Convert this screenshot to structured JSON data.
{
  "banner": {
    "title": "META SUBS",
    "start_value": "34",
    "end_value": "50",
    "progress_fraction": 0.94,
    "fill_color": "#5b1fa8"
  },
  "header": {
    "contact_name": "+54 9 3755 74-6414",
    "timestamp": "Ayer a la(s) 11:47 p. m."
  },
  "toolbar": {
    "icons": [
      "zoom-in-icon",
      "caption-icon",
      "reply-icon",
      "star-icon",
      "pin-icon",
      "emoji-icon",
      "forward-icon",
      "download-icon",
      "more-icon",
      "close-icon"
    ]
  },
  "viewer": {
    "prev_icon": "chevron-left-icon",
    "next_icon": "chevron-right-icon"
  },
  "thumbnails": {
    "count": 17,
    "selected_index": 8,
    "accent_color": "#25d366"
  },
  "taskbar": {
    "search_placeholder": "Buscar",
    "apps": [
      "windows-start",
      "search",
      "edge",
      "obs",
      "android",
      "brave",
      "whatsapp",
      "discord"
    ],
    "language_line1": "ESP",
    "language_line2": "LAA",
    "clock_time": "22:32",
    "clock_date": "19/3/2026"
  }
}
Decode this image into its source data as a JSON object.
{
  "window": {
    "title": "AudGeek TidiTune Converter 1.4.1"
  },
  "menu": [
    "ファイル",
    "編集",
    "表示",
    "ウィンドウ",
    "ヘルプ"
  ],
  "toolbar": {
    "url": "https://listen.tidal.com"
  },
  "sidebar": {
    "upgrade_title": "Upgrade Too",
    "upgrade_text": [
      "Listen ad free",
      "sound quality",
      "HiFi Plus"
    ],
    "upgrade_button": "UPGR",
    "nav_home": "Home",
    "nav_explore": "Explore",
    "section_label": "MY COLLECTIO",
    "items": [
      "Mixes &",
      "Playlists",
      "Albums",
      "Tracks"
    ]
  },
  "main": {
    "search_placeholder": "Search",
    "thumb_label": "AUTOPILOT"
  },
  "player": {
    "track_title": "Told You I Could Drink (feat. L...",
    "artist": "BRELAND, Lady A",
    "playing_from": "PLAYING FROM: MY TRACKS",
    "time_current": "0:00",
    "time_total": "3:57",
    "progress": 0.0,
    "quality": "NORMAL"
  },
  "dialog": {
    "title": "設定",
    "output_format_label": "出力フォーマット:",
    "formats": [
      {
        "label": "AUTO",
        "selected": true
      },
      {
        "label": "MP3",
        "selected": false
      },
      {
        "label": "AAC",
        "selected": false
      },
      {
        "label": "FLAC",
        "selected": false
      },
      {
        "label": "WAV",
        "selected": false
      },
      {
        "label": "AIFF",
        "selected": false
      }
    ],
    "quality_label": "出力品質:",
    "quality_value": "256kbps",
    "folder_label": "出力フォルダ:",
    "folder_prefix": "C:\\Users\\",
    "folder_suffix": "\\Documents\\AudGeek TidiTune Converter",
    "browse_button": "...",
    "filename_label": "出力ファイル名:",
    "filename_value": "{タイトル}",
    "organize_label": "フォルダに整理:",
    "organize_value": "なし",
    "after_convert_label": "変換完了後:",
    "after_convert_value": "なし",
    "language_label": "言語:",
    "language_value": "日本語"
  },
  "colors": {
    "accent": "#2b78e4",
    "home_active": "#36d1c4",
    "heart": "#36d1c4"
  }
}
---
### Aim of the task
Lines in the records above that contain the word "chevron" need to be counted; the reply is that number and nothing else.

### Exercise answer
2